## INSTRUCTIONS TO FOLLOW
An exact reproduction of the data below is expected, free of images.

## Entries from a dataset of interfaces
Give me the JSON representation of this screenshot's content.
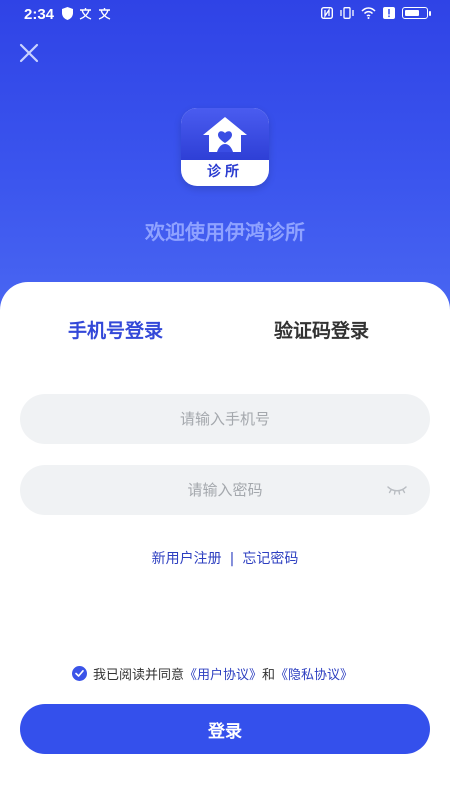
{
  "status_bar": {
    "time": "2:34",
    "left_icons": [
      "shield-icon",
      "translate-icon",
      "translate-icon"
    ],
    "right_icons": [
      "nfc-icon",
      "vibrate-icon",
      "wifi-icon",
      "alert-icon",
      "battery-icon"
    ]
  },
  "colors": {
    "brand_blue": "#3450ec",
    "tab_active": "#3348d8",
    "link": "#2d3fc0"
  },
  "header": {
    "close_icon": "close-icon",
    "logo_text": "诊所",
    "welcome": "欢迎使用伊鸿诊所"
  },
  "tabs": {
    "phone_login": "手机号登录",
    "code_login": "验证码登录",
    "active": "phone_login"
  },
  "form": {
    "phone_placeholder": "请输入手机号",
    "phone_value": "",
    "password_placeholder": "请输入密码",
    "password_value": ""
  },
  "links": {
    "register": "新用户注册",
    "separator": "|",
    "forgot": "忘记密码"
  },
  "agreement": {
    "checked": true,
    "prefix": "我已阅读并同意",
    "user_agreement": "《用户协议》",
    "and": "和",
    "privacy_agreement": "《隐私协议》"
  },
  "login_button": "登录"
}
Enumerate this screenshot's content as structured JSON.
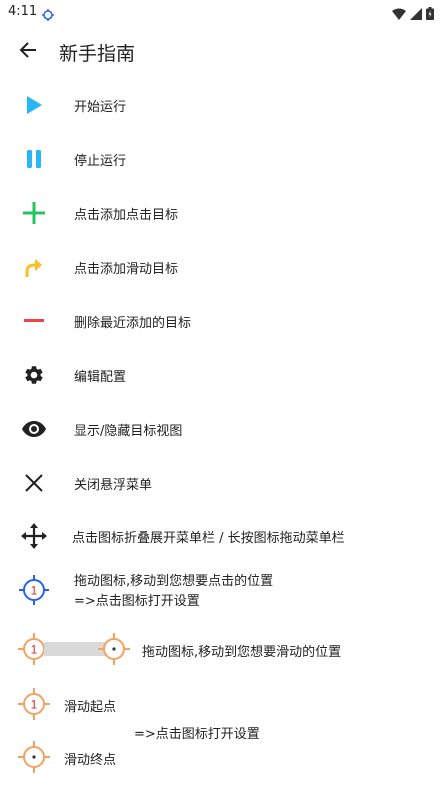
{
  "status": {
    "time": "4:11"
  },
  "app_bar": {
    "title": "新手指南",
    "back_icon": "arrow-left-icon"
  },
  "items": [
    {
      "icon": "play-icon",
      "color": "#29b6f6",
      "label": "开始运行"
    },
    {
      "icon": "pause-icon",
      "color": "#29b6f6",
      "label": "停止运行"
    },
    {
      "icon": "plus-icon",
      "color": "#22c55e",
      "label": "点击添加点击目标"
    },
    {
      "icon": "swipe-arrow-icon",
      "color": "#fbbf24",
      "label": "点击添加滑动目标"
    },
    {
      "icon": "minus-icon",
      "color": "#ef4444",
      "label": "删除最近添加的目标"
    },
    {
      "icon": "gear-icon",
      "color": "#222222",
      "label": "编辑配置"
    },
    {
      "icon": "eye-icon",
      "color": "#222222",
      "label": "显示/隐藏目标视图"
    },
    {
      "icon": "close-icon",
      "color": "#222222",
      "label": "关闭悬浮菜单"
    },
    {
      "icon": "move-icon",
      "color": "#222222",
      "label": "点击图标折叠展开菜单栏 / 长按图标拖动菜单栏"
    }
  ],
  "click_target": {
    "icon": "crosshair-blue-icon",
    "color": "#2563eb",
    "number": "1",
    "line1": "拖动图标,移动到您想要点击的位置",
    "line2": "=>点击图标打开设置"
  },
  "swipe_target": {
    "color": "#f4a261",
    "number": "1",
    "label": "拖动图标,移动到您想要滑动的位置"
  },
  "swipe_points": {
    "start_number": "1",
    "start_label": "滑动起点",
    "settings_hint": "=>点击图标打开设置",
    "end_label": "滑动终点"
  }
}
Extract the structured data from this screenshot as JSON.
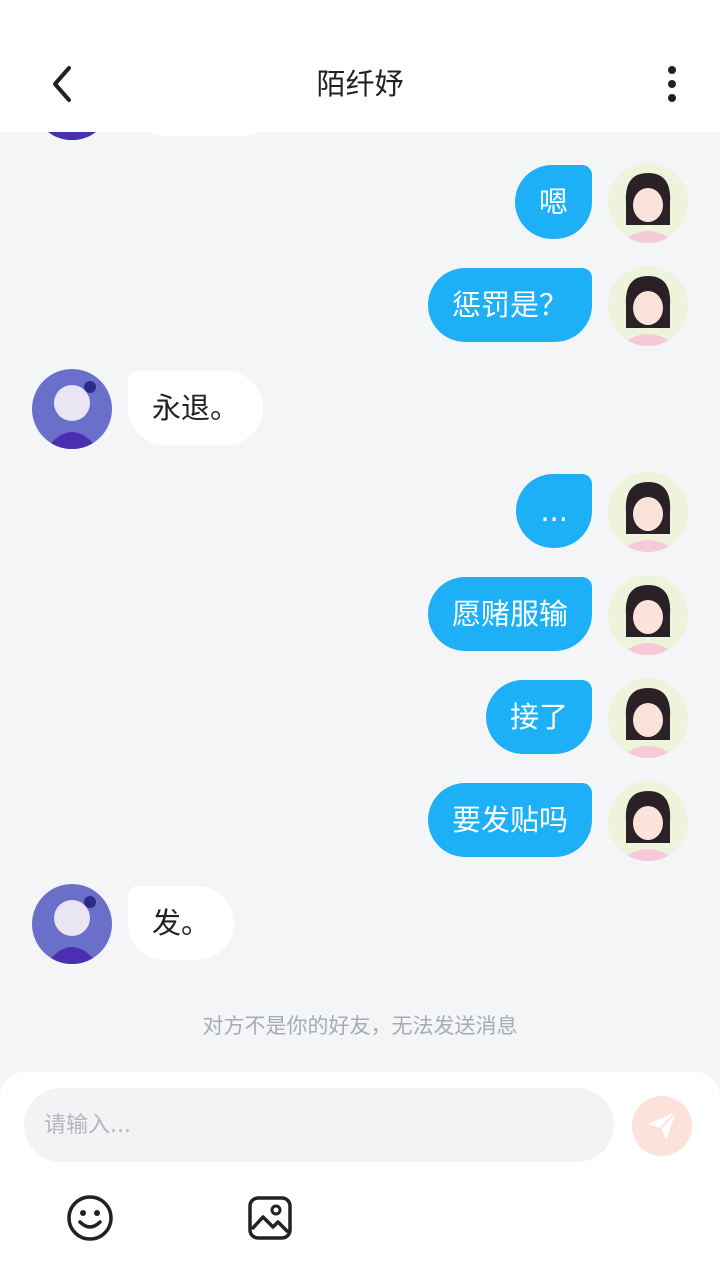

## YOUR SOLUTION
Give me the JSON representation of this screenshot's content.
{
  "status_bar": {
    "time": "2:34",
    "left_icons": [
      "shield-icon",
      "translate-icon",
      "translate-icon"
    ],
    "right_icons": [
      "nfc-icon",
      "vibrate-icon",
      "wifi-icon",
      "alert-icon",
      "battery-icon"
    ]
  },
  "colors": {
    "brand_blue": "#3450ec",
    "tab_active": "#3348d8",
    "link": "#2d3fc0"
  },
  "header": {
    "close_icon": "close-icon",
    "logo_text": "诊所",
    "welcome": "欢迎使用伊鸿诊所"
  },
  "tabs": {
    "phone_login": "手机号登录",
    "code_login": "验证码登录",
    "active": "phone_login"
  },
  "form": {
    "phone_placeholder": "请输入手机号",
    "phone_value": "",
    "password_placeholder": "请输入密码",
    "password_value": ""
  },
  "links": {
    "register": "新用户注册",
    "separator": "|",
    "forgot": "忘记密码"
  },
  "agreement": {
    "checked": true,
    "prefix": "我已阅读并同意",
    "user_agreement": "《用户协议》",
    "and": "和",
    "privacy_agreement": "《隐私协议》"
  },
  "login_button": "登录"
}
Enumerate this screenshot's content as structured JSON.
{
  "status": {
    "time": "4:11"
  },
  "app_bar": {
    "title": "新手指南",
    "back_icon": "arrow-left-icon"
  },
  "items": [
    {
      "icon": "play-icon",
      "color": "#29b6f6",
      "label": "开始运行"
    },
    {
      "icon": "pause-icon",
      "color": "#29b6f6",
      "label": "停止运行"
    },
    {
      "icon": "plus-icon",
      "color": "#22c55e",
      "label": "点击添加点击目标"
    },
    {
      "icon": "swipe-arrow-icon",
      "color": "#fbbf24",
      "label": "点击添加滑动目标"
    },
    {
      "icon": "minus-icon",
      "color": "#ef4444",
      "label": "删除最近添加的目标"
    },
    {
      "icon": "gear-icon",
      "color": "#222222",
      "label": "编辑配置"
    },
    {
      "icon": "eye-icon",
      "color": "#222222",
      "label": "显示/隐藏目标视图"
    },
    {
      "icon": "close-icon",
      "color": "#222222",
      "label": "关闭悬浮菜单"
    },
    {
      "icon": "move-icon",
      "color": "#222222",
      "label": "点击图标折叠展开菜单栏 / 长按图标拖动菜单栏"
    }
  ],
  "click_target": {
    "icon": "crosshair-blue-icon",
    "color": "#2563eb",
    "number": "1",
    "line1": "拖动图标,移动到您想要点击的位置",
    "line2": "=>点击图标打开设置"
  },
  "swipe_target": {
    "color": "#f4a261",
    "number": "1",
    "label": "拖动图标,移动到您想要滑动的位置"
  },
  "swipe_points": {
    "start_number": "1",
    "start_label": "滑动起点",
    "settings_hint": "=>点击图标打开设置",
    "end_label": "滑动终点"
  }
}
Extract the structured data from this screenshot as JSON.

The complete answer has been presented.